New York-based Univision was taken private by a group of buyout firms including Madison Dearborn Partners, Providence Equity Partners, TPG Capital and Thomas H. Lee Partners for $12.3 billion in March 2007.
The company is leaning toward an IPO, which may come in the second half of 2014, as the board continues to evaluate the company’s strategic direction, one of the people said, adding that Univision has not yet made a formal decision to proceed with the offering.
All the people asked not to be identified because the discussions are confidential. Univision, Madison Dearborn, TPG, Providence and THL declined to comment.

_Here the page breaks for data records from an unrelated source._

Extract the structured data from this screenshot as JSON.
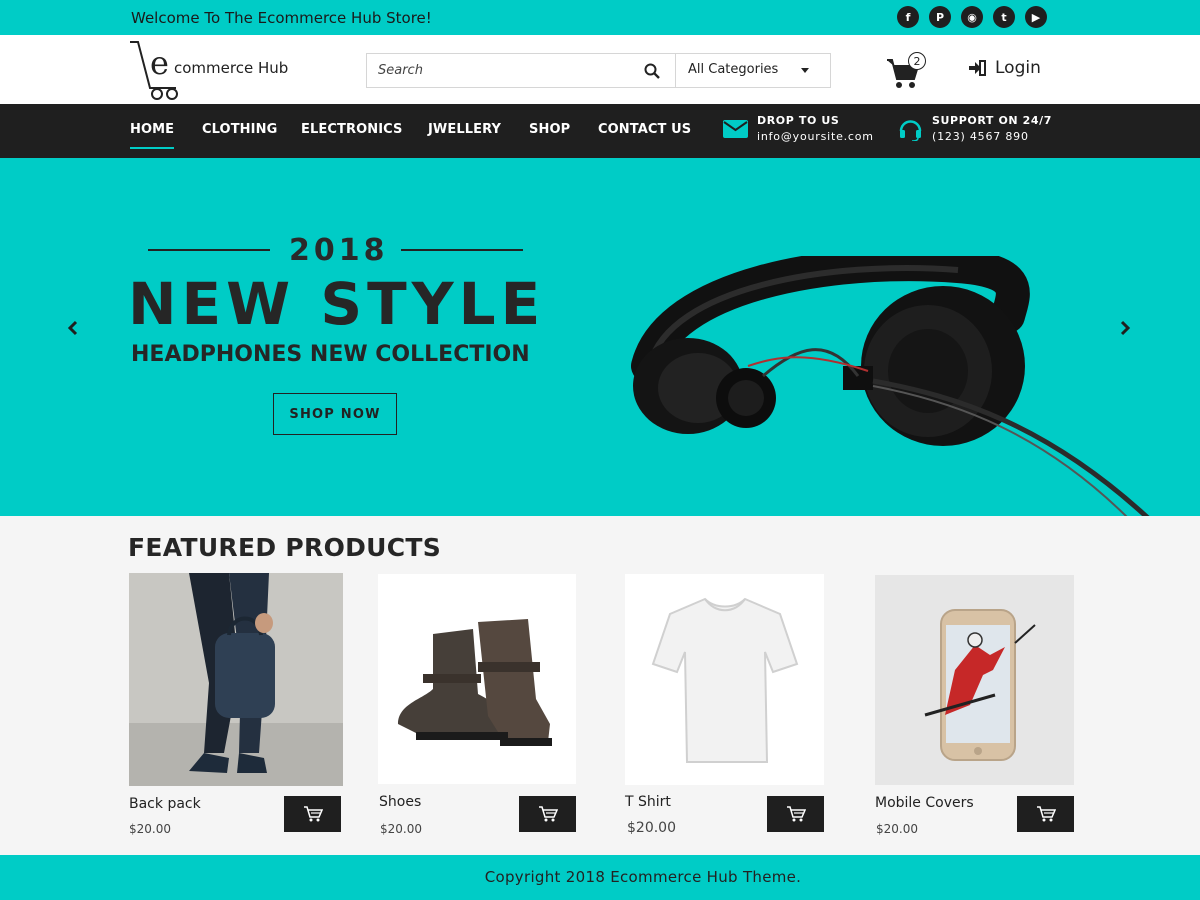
{
  "topbar": {
    "welcome": "Welcome To The Ecommerce Hub Store!",
    "socials": [
      {
        "icon": "facebook-icon",
        "glyph": "f"
      },
      {
        "icon": "pinterest-icon",
        "glyph": "P"
      },
      {
        "icon": "rss-icon",
        "glyph": "◉"
      },
      {
        "icon": "twitter-icon",
        "glyph": "t"
      },
      {
        "icon": "youtube-icon",
        "glyph": "▶"
      }
    ]
  },
  "header": {
    "logo_text": "commerce Hub",
    "logo_letter": "e",
    "search_placeholder": "Search",
    "category": "All Categories",
    "cart_count": "2",
    "login": "Login"
  },
  "nav": {
    "items": [
      "HOME",
      "CLOTHING",
      "ELECTRONICS",
      "JWELLERY",
      "SHOP",
      "CONTACT US"
    ],
    "active": "HOME",
    "mail_title": "DROP TO US",
    "mail_value": "info@yoursite.com",
    "support_title": "SUPPORT ON 24/7",
    "support_value": "(123) 4567 890"
  },
  "hero": {
    "year": "2018",
    "headline": "NEW STYLE",
    "subtitle": "HEADPHONES NEW COLLECTION",
    "cta": "SHOP NOW"
  },
  "featured": {
    "title": "FEATURED PRODUCTS",
    "products": [
      {
        "name": "Back pack",
        "price": "$20.00"
      },
      {
        "name": "Shoes",
        "price": "$20.00"
      },
      {
        "name": "T Shirt",
        "price": "$20.00"
      },
      {
        "name": "Mobile Covers",
        "price": "$20.00"
      }
    ]
  },
  "footer": {
    "copyright": "Copyright 2018 Ecommerce Hub Theme."
  },
  "colors": {
    "accent": "#00ccc6",
    "dark": "#1f1f1f"
  }
}
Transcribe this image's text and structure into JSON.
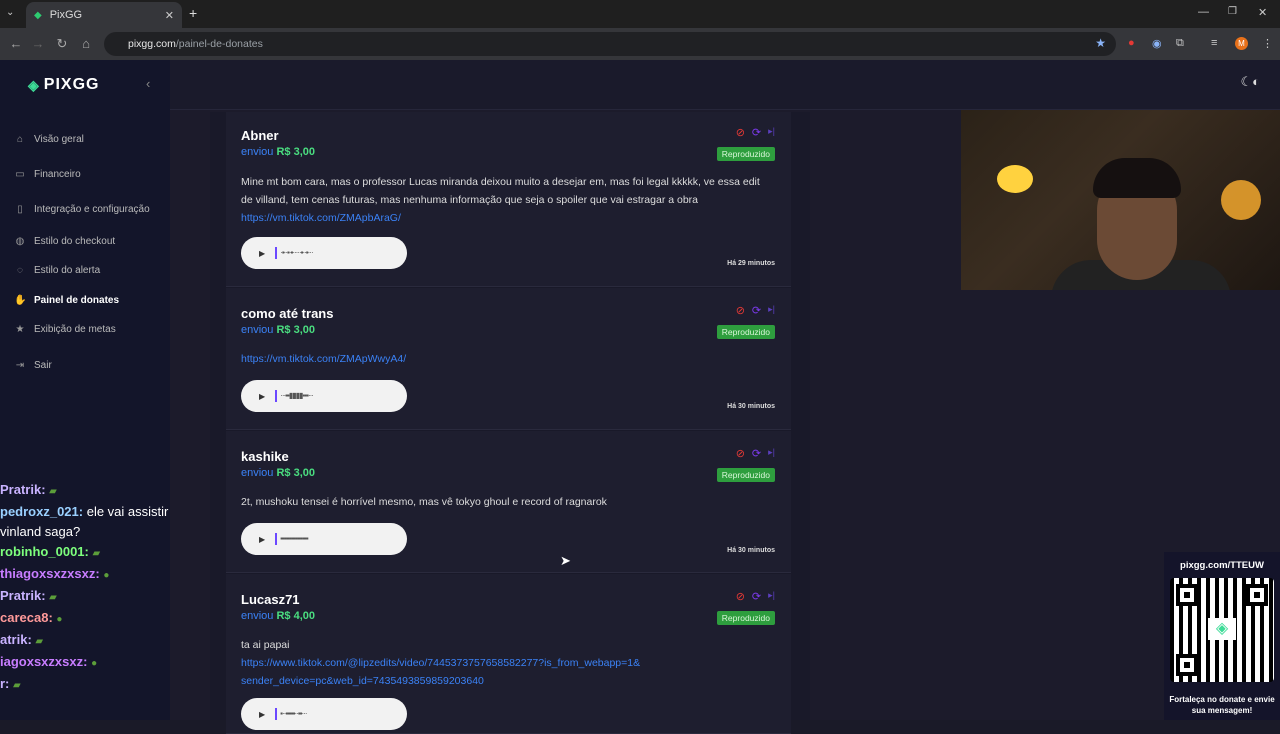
{
  "browser": {
    "tab_title": "PixGG",
    "url_domain": "pixgg.com",
    "url_path": "/painel-de-donates",
    "profile_initial": "M"
  },
  "sidebar": {
    "logo": "PIXGG",
    "items": [
      {
        "label": "Visão geral",
        "icon": "home-icon"
      },
      {
        "label": "Financeiro",
        "icon": "wallet-icon"
      },
      {
        "label": "Integração e configuração",
        "icon": "settings-icon"
      },
      {
        "label": "Estilo do checkout",
        "icon": "palette-icon"
      },
      {
        "label": "Estilo do alerta",
        "icon": "alert-icon"
      },
      {
        "label": "Painel de donates",
        "icon": "hand-icon"
      },
      {
        "label": "Exibição de metas",
        "icon": "star-icon"
      },
      {
        "label": "Sair",
        "icon": "logout-icon"
      }
    ]
  },
  "donations": [
    {
      "name": "Abner",
      "sent": "enviou",
      "amount": "R$ 3,00",
      "status": "Reproduzido",
      "message": "Mine mt bom cara, mas o professor Lucas miranda deixou muito a desejar em, mas foi legal kkkkk, ve essa edit de villand, tem cenas futuras, mas nenhuma informação que seja o spoiler que vai estragar a obra",
      "link": "https://vm.tiktok.com/ZMApbAraG/",
      "time": "Há 29 minutos"
    },
    {
      "name": "como até trans",
      "sent": "enviou",
      "amount": "R$ 3,00",
      "status": "Reproduzido",
      "message": "",
      "link": "https://vm.tiktok.com/ZMApWwyA4/",
      "time": "Há 30 minutos"
    },
    {
      "name": "kashike",
      "sent": "enviou",
      "amount": "R$ 3,00",
      "status": "Reproduzido",
      "message": "2t, mushoku tensei é horrível mesmo, mas vê tokyo ghoul e record of ragnarok",
      "link": "",
      "time": "Há 30 minutos"
    },
    {
      "name": "Lucasz71",
      "sent": "enviou",
      "amount": "R$ 4,00",
      "status": "Reproduzido",
      "message": "ta ai papai",
      "link": "https://www.tiktok.com/@lipzedits/video/7445373757658582277?is_from_webapp=1&sender_device=pc&web_id=7435493859859203640",
      "time": ""
    }
  ],
  "chat": [
    {
      "user": "Pratrik:",
      "text": "",
      "color": "#c9b3ff"
    },
    {
      "user": "pedroxz_021:",
      "text": "ele vai assistir vinland saga?",
      "color": "#9ad0ff"
    },
    {
      "user": "robinho_0001:",
      "text": "",
      "color": "#7dff7d"
    },
    {
      "user": "thiagoxsxzxsxz:",
      "text": "",
      "color": "#c87dff"
    },
    {
      "user": "Pratrik:",
      "text": "",
      "color": "#c9b3ff"
    },
    {
      "user": "careca8:",
      "text": "",
      "color": "#ff9a9a"
    },
    {
      "user": "atrik:",
      "text": "",
      "color": "#c9b3ff"
    },
    {
      "user": "iagoxsxzxsxz:",
      "text": "",
      "color": "#c87dff"
    },
    {
      "user": "r:",
      "text": "",
      "color": "#c9b3ff"
    }
  ],
  "qr": {
    "title": "pixgg.com/TTEUW",
    "caption": "Fortaleça no donate e envie sua mensagem!"
  }
}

A surge in the equity markets this year has encouraged large private equity-backed companies to pursue IPOs.
Hotel operator Hilton Worldwide, which was taken private by Blackstone Group LP (BX.N) for $26 billion in 2007, said earlier this month it intends to raise upwards of $1.25 billion from an initial public offering.
Oil and natural gas company Antero Resources Corp, controlled by private equity firm Warburg Pincus LLC, is planning a $1 billion IPO.
Univision owns a highly rated Spanish language broadcast network that sometimes beats English language broadcasters such as NBC in the primetime ratings race. It also owns another broadcast channel called UniMas, as well as several cable networks and a stable of Spanish radio stations.
Mexican media conglomerate Televisa, which also provides a chunk of Univision programming, made a $1.2 billion investment in the company in 2010. As part of the deal, Televisa took a 5 percent Univision stake and bought debt that could be converted into a stake of up to 30 percent in the broadcaster.
Univision’s second-quarter earnings grew 28 percent this year to $40.7 million. Revenue rose 10.4 percent to $676.5 million.
Reporting by Olivia Oran and Soyoung Kim in New York; additional reporting by Liana Baker; editing by Gunna Dickson